◆ **INSTRUCTIONS TO FOLLOW**: Only the lines with "JSON" in them need to be copied from the listing.
━━━━━━━━━━━━━━━━━━━━━━━━━━━━━━
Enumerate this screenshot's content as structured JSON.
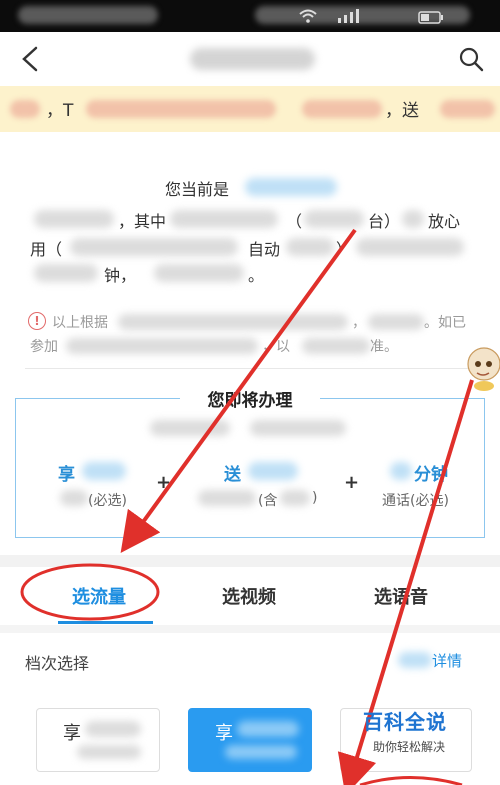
{
  "nav": {
    "back_icon": "chevron-left-icon",
    "search_icon": "search-icon"
  },
  "notice": {
    "part1": "，T",
    "part2": "，送"
  },
  "info": {
    "line1": "您当前是",
    "line2_a": "，其中",
    "line2_b": "（",
    "line2_c": "台）",
    "line2_d": "放心",
    "line3_a": "用（",
    "line3_b": "自动",
    "line3_c": "）",
    "line4_a": "钟，",
    "line4_b": "。"
  },
  "tip": {
    "icon": "alert-circle-icon",
    "line1_a": "以上根据",
    "line1_b": "，",
    "line1_c": "。如已",
    "line2_a": "参加",
    "line2_b": "，以",
    "line2_c": "准。"
  },
  "package": {
    "heading": "您即将办理",
    "benefit1_title": "享",
    "benefit1_sub": "(必选)",
    "benefit2_title": "送",
    "benefit2_sub": "(含",
    "benefit2_close": ")",
    "benefit3_title": "分钟",
    "benefit3_sub": "通话(必选)",
    "plus": "+"
  },
  "tabs": [
    "选流量",
    "选视频",
    "选语音"
  ],
  "tier": {
    "title": "档次选择",
    "detail": "详情",
    "card1": "享",
    "card2": "享"
  },
  "watermark": {
    "title": "百科全说",
    "subtitle": "助你轻松解决"
  },
  "colors": {
    "accent": "#1e8ee0",
    "annotation": "#e0302b",
    "notice_bg": "#fdf2cc"
  }
}
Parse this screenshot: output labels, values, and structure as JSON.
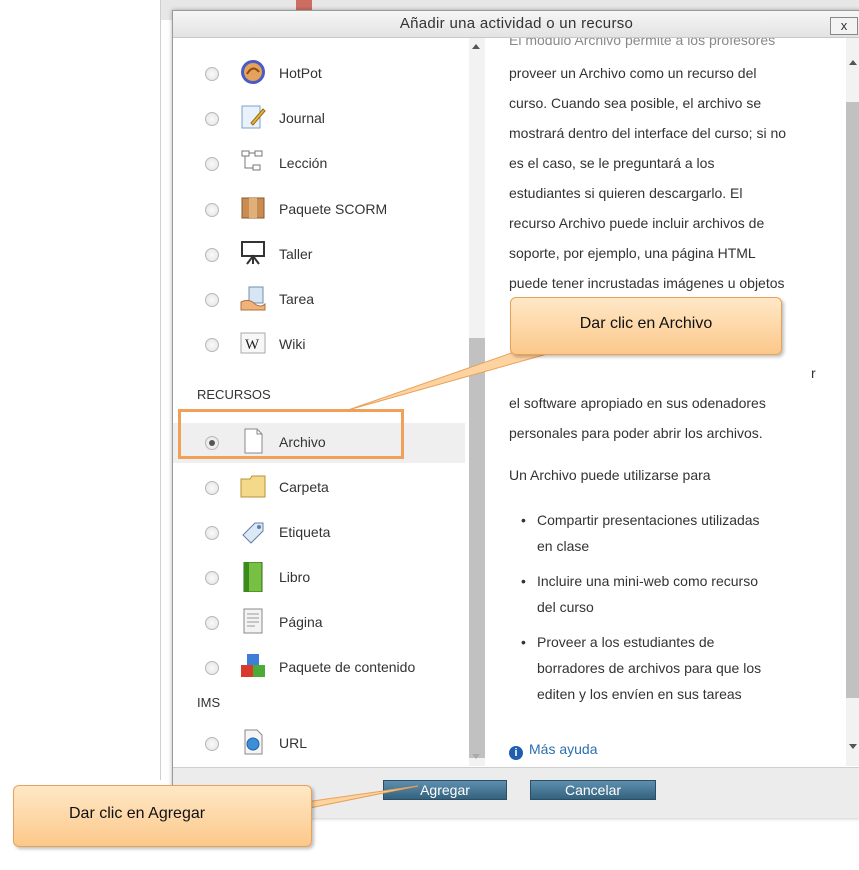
{
  "dialog": {
    "title": "Añadir una actividad o un recurso",
    "close_label": "x"
  },
  "activities": [
    {
      "label": "HotPot",
      "icon": "hotpot-icon"
    },
    {
      "label": "Journal",
      "icon": "journal-icon"
    },
    {
      "label": "Lección",
      "icon": "lesson-icon"
    },
    {
      "label": "Paquete SCORM",
      "icon": "scorm-package-icon"
    },
    {
      "label": "Taller",
      "icon": "workshop-icon"
    },
    {
      "label": "Tarea",
      "icon": "assignment-icon"
    },
    {
      "label": "Wiki",
      "icon": "wiki-icon"
    }
  ],
  "resources_heading": "RECURSOS",
  "resources": [
    {
      "label": "Archivo",
      "icon": "file-icon",
      "selected": true
    },
    {
      "label": "Carpeta",
      "icon": "folder-icon"
    },
    {
      "label": "Etiqueta",
      "icon": "label-icon"
    },
    {
      "label": "Libro",
      "icon": "book-icon"
    },
    {
      "label": "Página",
      "icon": "page-icon"
    },
    {
      "label": "Paquete de contenido",
      "icon": "content-package-icon"
    }
  ],
  "ims_heading": "IMS",
  "ims_items": [
    {
      "label": "URL",
      "icon": "url-icon"
    }
  ],
  "description": {
    "lines": [
      "El módulo Archivo permite a los profesores",
      "proveer un Archivo como un recurso del",
      "curso. Cuando sea posible, el archivo se",
      "mostrará dentro del interface del curso; si no",
      "es el caso, se le preguntará a los",
      "estudiantes si quieren descargarlo. El",
      "recurso Archivo puede incluir archivos de",
      "soporte, por ejemplo, una página HTML",
      "puede tener incrustadas imágenes u objetos",
      "r",
      "el software apropiado en sus odenadores",
      "personales para poder abrir los archivos."
    ],
    "usage_intro": "Un Archivo puede utilizarse para",
    "bullets": [
      [
        "Compartir presentaciones utilizadas",
        "en clase"
      ],
      [
        "Incluire una mini-web como recurso",
        "del curso"
      ],
      [
        "Proveer a los estudiantes de",
        "borradores de archivos para que los",
        "editen y los envíen en sus tareas"
      ]
    ],
    "more_help": "Más ayuda"
  },
  "footer": {
    "add_label": "Agregar",
    "cancel_label": "Cancelar"
  },
  "callouts": {
    "archivo": "Dar clic en Archivo",
    "agregar": "Dar clic en Agregar"
  },
  "colors": {
    "callout_fill": "#fcc88a",
    "callout_border": "#e8a15a",
    "button": "#34627e",
    "link": "#2a6fb0"
  }
}
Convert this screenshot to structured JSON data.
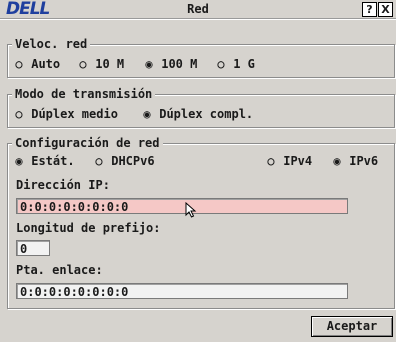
{
  "window": {
    "logo": "DELL",
    "title": "Red",
    "help_btn": "?",
    "close_btn": "X"
  },
  "speed": {
    "legend": "Veloc. red",
    "options": [
      "Auto",
      "10 M",
      "100 M",
      "1 G"
    ],
    "selected": "100 M"
  },
  "duplex": {
    "legend": "Modo de transmisión",
    "options": [
      "Dúplex medio",
      "Dúplex compl."
    ],
    "selected": "Dúplex compl."
  },
  "netconfig": {
    "legend": "Configuración de red",
    "mode_options": [
      "Estát.",
      "DHCPv6"
    ],
    "mode_selected": "Estát.",
    "ip_options": [
      "IPv4",
      "IPv6"
    ],
    "ip_selected": "IPv6",
    "ip_label": "Dirección IP:",
    "ip_value": "0:0:0:0:0:0:0:0",
    "prefix_label": "Longitud de prefijo:",
    "prefix_value": "0",
    "gateway_label": "Pta. enlace:",
    "gateway_value": "0:0:0:0:0:0:0:0"
  },
  "accept_label": "Aceptar"
}
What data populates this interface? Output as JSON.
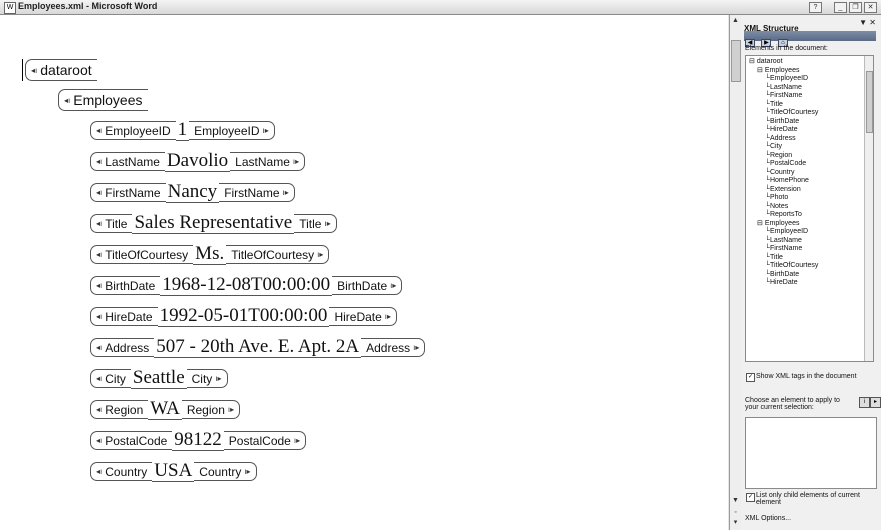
{
  "window": {
    "title": "Employees.xml - Microsoft Word",
    "app_icon": "word-icon"
  },
  "document": {
    "root": "dataroot",
    "group": "Employees",
    "fields": [
      {
        "name": "EmployeeID",
        "value": "1"
      },
      {
        "name": "LastName",
        "value": "Davolio"
      },
      {
        "name": "FirstName",
        "value": "Nancy"
      },
      {
        "name": "Title",
        "value": "Sales Representative"
      },
      {
        "name": "TitleOfCourtesy",
        "value": "Ms."
      },
      {
        "name": "BirthDate",
        "value": "1968-12-08T00:00:00"
      },
      {
        "name": "HireDate",
        "value": "1992-05-01T00:00:00"
      },
      {
        "name": "Address",
        "value": "507 - 20th Ave. E. Apt. 2A"
      },
      {
        "name": "City",
        "value": "Seattle"
      },
      {
        "name": "Region",
        "value": "WA"
      },
      {
        "name": "PostalCode",
        "value": "98122"
      },
      {
        "name": "Country",
        "value": "USA"
      }
    ]
  },
  "panel": {
    "title": "XML Structure",
    "elements_label": "Elements in the document:",
    "tree": [
      {
        "text": "dataroot",
        "level": 0,
        "expander": "⊟"
      },
      {
        "text": "Employees",
        "level": 1,
        "expander": "⊟"
      },
      {
        "text": "EmployeeID",
        "level": 2
      },
      {
        "text": "LastName",
        "level": 2
      },
      {
        "text": "FirstName",
        "level": 2
      },
      {
        "text": "Title",
        "level": 2
      },
      {
        "text": "TitleOfCourtesy",
        "level": 2
      },
      {
        "text": "BirthDate",
        "level": 2
      },
      {
        "text": "HireDate",
        "level": 2
      },
      {
        "text": "Address",
        "level": 2
      },
      {
        "text": "City",
        "level": 2
      },
      {
        "text": "Region",
        "level": 2
      },
      {
        "text": "PostalCode",
        "level": 2
      },
      {
        "text": "Country",
        "level": 2
      },
      {
        "text": "HomePhone",
        "level": 2
      },
      {
        "text": "Extension",
        "level": 2
      },
      {
        "text": "Photo",
        "level": 2
      },
      {
        "text": "Notes",
        "level": 2
      },
      {
        "text": "ReportsTo",
        "level": 2
      },
      {
        "text": "Employees",
        "level": 1,
        "expander": "⊟"
      },
      {
        "text": "EmployeeID",
        "level": 2
      },
      {
        "text": "LastName",
        "level": 2
      },
      {
        "text": "FirstName",
        "level": 2
      },
      {
        "text": "Title",
        "level": 2
      },
      {
        "text": "TitleOfCourtesy",
        "level": 2
      },
      {
        "text": "BirthDate",
        "level": 2
      },
      {
        "text": "HireDate",
        "level": 2
      }
    ],
    "show_tags_label": "Show XML tags in the document",
    "show_tags_checked": true,
    "choose_label": "Choose an element to apply to your current selection:",
    "list_children_label": "List only child elements of current element",
    "list_children_checked": true,
    "options_link": "XML Options..."
  }
}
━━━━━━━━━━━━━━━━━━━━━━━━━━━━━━
◆ **RESULT OF THE TASK**:
Enumerate this screenshot's content as structured JSON.
Parse this screenshot: output labels, values, and structure as JSON.
Convert this screenshot to structured JSON data.
What data populates this interface? Output as JSON.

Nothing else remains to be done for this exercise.